Cover of Beyond the Killing Fields by Usha Welaratna
Beyond the Killing Fields
Voices of Nine Cambodian Survivors in America
Usha Welaratna


312 pages.

Paperback ISBN: 9780804723725



In 1975, after five years of devastation and upheaval caused by civil war, the Cambodian people welcomed the victorious communist Khmer Rouge led by Pol Pot. Once in power, the new regime tightly closed Cambodia to the outside world. Four years later, when the Vietnamese communists invaded Cambodia and defeated the Khmer Rouge, the world learned that during their control the Khmer Rouge had turned the country into "killing fields," in one of the most horrifying instances of genocide in history. Of an estimated population of 7 million people, about 1.5 million had been killed or had died of starvation, torture, or sickness. After the Vietnamese takeover, thousands of survivors of the Khmer Rouge, fearful of continuing war and a new communist regime, fled their homeland. Approximately 150,000 of them settled in the United States.
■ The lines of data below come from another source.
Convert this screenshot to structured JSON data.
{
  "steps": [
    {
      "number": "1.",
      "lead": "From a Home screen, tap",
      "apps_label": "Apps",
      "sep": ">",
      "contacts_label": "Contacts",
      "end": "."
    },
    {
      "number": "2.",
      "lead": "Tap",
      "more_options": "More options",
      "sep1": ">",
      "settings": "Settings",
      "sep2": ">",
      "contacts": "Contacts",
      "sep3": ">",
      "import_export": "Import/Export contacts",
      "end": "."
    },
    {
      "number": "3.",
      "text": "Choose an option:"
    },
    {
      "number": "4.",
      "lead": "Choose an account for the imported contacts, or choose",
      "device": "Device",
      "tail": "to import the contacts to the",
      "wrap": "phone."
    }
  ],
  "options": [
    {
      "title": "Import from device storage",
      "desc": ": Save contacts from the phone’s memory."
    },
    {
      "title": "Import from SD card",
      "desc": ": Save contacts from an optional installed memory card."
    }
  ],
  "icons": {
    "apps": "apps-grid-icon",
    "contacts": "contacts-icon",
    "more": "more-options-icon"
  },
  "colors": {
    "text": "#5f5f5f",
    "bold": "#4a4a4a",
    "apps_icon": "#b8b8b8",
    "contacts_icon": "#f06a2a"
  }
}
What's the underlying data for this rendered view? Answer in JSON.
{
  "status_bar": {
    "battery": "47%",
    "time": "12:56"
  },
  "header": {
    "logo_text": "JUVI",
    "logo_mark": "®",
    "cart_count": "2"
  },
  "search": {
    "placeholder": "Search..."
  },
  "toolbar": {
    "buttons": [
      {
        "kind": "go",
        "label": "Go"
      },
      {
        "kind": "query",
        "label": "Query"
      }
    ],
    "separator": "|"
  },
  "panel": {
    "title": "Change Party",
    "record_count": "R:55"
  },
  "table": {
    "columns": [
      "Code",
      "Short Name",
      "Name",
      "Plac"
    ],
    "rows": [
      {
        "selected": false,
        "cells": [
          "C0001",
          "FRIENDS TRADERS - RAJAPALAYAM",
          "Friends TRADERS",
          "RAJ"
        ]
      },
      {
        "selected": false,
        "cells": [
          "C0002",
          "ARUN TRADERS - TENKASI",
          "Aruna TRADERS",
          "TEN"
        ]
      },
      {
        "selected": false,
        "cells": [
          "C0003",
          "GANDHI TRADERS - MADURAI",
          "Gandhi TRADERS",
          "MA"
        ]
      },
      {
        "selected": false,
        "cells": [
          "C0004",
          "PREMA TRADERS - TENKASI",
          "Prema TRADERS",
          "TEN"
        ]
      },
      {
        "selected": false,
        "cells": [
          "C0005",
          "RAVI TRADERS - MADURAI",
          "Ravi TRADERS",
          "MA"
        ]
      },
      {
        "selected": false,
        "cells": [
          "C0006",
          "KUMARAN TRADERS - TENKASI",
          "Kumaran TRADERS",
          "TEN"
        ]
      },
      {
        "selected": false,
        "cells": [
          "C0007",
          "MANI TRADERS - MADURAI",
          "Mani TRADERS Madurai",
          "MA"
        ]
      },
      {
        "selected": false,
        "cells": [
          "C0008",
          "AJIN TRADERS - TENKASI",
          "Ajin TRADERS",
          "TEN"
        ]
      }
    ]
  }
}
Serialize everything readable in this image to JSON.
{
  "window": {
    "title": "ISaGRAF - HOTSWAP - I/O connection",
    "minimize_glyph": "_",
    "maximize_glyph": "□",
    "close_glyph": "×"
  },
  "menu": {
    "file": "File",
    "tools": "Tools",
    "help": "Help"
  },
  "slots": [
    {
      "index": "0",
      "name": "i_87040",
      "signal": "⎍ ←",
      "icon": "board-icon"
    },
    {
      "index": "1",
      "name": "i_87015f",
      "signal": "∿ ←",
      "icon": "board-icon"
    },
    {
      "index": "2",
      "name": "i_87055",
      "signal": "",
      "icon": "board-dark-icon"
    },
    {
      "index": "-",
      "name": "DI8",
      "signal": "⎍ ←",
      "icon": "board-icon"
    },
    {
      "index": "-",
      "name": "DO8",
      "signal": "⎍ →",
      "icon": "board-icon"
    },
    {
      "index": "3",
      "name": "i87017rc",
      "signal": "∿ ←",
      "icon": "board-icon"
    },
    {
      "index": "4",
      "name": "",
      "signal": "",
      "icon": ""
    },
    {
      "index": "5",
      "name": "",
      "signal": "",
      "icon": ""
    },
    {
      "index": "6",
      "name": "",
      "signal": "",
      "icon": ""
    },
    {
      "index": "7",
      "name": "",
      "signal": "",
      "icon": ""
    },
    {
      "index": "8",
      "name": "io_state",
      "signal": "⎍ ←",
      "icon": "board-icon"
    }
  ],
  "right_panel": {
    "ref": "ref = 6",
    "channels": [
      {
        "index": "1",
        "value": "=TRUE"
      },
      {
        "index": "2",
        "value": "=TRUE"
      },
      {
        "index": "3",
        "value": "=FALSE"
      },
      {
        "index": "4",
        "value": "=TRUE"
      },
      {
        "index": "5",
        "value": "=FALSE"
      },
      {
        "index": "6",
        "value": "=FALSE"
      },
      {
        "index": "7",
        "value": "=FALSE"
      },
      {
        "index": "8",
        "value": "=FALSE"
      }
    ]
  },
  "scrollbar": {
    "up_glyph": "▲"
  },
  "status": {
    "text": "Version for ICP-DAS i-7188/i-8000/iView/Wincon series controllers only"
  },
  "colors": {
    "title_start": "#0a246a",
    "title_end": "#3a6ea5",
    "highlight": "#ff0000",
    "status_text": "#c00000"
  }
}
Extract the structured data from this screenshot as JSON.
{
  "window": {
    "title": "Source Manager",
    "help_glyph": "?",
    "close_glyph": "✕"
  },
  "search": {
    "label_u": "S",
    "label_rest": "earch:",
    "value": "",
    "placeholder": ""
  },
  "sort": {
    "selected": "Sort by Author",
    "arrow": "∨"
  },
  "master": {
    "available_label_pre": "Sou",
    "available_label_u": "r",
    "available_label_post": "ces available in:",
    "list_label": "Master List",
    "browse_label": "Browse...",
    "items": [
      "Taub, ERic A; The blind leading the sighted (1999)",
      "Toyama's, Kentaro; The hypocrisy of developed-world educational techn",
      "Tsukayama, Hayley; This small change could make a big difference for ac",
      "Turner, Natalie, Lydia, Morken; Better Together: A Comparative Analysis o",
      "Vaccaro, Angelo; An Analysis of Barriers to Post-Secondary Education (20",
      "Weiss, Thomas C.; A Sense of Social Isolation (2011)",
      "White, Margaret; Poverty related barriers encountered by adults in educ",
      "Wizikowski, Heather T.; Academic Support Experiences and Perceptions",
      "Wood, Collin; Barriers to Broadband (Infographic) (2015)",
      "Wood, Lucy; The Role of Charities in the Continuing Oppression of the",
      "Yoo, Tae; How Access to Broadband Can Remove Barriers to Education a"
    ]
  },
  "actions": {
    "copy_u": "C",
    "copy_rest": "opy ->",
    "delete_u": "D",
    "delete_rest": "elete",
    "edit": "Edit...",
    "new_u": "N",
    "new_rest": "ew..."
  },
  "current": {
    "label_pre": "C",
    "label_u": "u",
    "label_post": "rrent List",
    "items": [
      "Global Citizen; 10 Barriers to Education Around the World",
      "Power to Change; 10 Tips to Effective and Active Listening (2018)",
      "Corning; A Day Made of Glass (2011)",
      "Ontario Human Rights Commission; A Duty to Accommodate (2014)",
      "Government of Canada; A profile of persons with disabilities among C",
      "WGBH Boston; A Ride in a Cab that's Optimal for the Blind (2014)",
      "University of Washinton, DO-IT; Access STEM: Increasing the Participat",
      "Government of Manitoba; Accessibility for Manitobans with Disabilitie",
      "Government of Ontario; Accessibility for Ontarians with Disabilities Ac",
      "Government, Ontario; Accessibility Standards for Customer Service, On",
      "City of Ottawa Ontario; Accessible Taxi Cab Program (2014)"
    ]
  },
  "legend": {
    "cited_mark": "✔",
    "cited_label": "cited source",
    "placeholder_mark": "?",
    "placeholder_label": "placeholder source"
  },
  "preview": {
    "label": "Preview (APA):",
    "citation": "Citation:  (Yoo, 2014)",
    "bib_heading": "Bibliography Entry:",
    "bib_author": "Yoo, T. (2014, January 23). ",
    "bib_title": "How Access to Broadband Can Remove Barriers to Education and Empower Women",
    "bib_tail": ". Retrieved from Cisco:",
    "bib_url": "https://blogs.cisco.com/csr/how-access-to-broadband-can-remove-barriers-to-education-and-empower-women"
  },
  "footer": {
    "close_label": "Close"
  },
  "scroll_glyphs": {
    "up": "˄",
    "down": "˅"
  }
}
This book documents the Cambodian refugee experience through nine powerful first-person narratives of men, women, and children who survived the holocaust and began new lives in America. The narrators come from varied socioeconomic and ethnic backgrounds and include a former Buddhist monk, an unskilled factory worker, and a farm boy, all of whom are ethnic Cambodians; a middle-class Chinese Cambodian housewife and her daughter; and a Vietnamese Cambodian medical student. The refugees first speak of their lives before the Khmer Rouge. We get an intimate view of a distinct way of life that had evolved over 2,000 years as the refugees relate Cambodian views of life, death, rebirth, karma, love, marriage, and family—views deeply imbued with Buddhist concepts.

Next, with sorrow and sometimes anger, they relive their traumatic survival of the Khmer Rouge, reflecting on the deaths of loved ones and the desecration of their culture. Finally, they retrace their hazardous escapes and journeys to the United States and talk candidly about their hopes, dreams, and fears as they continue the difficult adjustment to a new social and cultural environment. To enhance understanding of the narratives, there are introductory chapters on Cambodia's history, culture, society, and religion. The author concludes with a critique of the concepts used by American social workers and researchers to evaluate the adjustment of Cambodian refugees to life in the United States.

About the author

"Welaratna's book is a study in human persecution, courage, and survival that reaches well beyond Southeast Asia. . . . Through these stories of the survivors' ordeal and escape, Welaratna patiently explores the cultural, linguistic, and religious challenges Cambodian refugees face in this country and the long-term impact the violence and turmoil will likely have. There are no comparable texts . . . and Welaratna's work is sensitively written and well researched. Recommended for academic, public, and high school libraries."

Library Journal